"but why is −mgxsinθ negative and why isn't kx2 negative?"

Because xsinθ is a distance, it will be positive. But that's not what we really want here. Since the block is BELOW the reference point we've taken (point 2), its distance is actually negative. Take the cat example I used, if we take our hands as the reference point, and the cat is below them, it follows that the distance in the upward direction is negative. kx^2 isn't negative, because the distance in this case is assumed to be inwards toward the spring, as it represents the elastic potential energy. Let's take an analogy. Say the cat that we have thrown arcs, and instead of landing on the floor lands on a trampoline. Logically, the more that the trampoline bends inward, the greater force the cat will feel, and the greater potential the cat will have to fly off into space. This means that the cat's Elastic potential energy will have some correlation to the distance travelled into the trampoline. It's the same principle for the spring, the greater value of x, the more you travel into the spring, the more potential energy you have.

"And finally, how come one side is equal to the other if the right side involves a completely different aspect to it (the spring) that isn't found in the initial conditions. "

Oh, but it IS found in the initial conditions. Here's what the full equation would look like.

Gravitational Potential energy + Kinetic energy + Elastic potential energy (reference point 1)

= Gravitational Potential energy + Kinetic energy + Elastic potential energy(Reference point 3)

But then where did it go on the left hand side?
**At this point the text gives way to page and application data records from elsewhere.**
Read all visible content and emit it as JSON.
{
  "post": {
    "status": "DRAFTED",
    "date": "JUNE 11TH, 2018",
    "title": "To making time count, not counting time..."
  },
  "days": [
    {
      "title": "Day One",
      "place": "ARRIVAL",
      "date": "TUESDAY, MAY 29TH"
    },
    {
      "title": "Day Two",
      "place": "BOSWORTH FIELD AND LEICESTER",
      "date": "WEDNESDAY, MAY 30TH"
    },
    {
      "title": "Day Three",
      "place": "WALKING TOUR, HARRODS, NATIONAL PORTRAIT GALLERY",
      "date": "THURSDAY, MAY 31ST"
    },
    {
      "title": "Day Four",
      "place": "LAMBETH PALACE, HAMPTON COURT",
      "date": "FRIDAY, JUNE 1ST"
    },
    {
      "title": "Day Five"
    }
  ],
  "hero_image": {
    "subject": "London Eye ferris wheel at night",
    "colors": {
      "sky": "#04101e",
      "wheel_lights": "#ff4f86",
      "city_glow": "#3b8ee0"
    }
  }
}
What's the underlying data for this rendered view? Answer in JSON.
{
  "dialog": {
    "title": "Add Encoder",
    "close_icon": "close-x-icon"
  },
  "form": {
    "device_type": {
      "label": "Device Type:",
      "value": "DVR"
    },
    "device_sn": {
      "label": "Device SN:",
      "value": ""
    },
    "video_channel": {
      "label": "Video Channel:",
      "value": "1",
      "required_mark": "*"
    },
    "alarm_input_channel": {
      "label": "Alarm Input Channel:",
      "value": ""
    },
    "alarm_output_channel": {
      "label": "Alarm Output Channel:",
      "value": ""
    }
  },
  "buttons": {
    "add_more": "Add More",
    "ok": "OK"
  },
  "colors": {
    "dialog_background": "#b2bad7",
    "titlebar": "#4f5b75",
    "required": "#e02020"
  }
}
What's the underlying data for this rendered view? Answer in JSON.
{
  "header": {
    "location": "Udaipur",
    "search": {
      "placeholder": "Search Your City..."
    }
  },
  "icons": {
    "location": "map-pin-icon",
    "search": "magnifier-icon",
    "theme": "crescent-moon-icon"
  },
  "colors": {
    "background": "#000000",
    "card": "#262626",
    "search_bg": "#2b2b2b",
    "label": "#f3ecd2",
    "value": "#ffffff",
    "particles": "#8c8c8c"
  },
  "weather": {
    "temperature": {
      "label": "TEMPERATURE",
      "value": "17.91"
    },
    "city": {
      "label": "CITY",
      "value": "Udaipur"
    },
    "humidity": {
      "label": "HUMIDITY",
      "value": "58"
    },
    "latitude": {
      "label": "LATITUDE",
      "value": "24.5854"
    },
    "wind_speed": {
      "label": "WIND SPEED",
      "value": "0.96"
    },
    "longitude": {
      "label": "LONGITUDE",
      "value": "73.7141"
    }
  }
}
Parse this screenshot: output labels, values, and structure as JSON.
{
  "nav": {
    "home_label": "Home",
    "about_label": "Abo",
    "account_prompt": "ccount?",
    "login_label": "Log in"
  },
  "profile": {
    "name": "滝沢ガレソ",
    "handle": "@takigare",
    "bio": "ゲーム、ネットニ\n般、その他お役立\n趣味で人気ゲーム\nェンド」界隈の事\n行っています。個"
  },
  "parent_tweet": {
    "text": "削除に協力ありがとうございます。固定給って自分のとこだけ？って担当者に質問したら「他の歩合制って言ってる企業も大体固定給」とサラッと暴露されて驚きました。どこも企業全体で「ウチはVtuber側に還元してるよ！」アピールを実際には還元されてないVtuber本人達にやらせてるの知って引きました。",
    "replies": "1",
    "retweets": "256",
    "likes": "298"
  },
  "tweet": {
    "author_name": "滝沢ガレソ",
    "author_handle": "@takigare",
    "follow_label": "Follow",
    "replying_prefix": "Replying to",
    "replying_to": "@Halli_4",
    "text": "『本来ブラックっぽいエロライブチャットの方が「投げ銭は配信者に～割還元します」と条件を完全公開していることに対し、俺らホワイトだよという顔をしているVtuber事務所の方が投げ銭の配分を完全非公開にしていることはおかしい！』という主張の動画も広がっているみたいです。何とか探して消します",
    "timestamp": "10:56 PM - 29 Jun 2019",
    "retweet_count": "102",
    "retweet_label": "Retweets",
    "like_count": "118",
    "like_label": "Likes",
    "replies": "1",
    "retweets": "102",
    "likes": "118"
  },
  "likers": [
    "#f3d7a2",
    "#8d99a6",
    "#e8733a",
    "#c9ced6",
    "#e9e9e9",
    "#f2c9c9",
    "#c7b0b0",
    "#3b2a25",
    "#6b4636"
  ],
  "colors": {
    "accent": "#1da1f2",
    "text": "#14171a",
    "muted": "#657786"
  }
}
Simple, the block was just not touching the spring yet, so the value of the Elastic potential energy at point one was ZERO, (similar to how the value of the kinetic energy at point 3 is zero).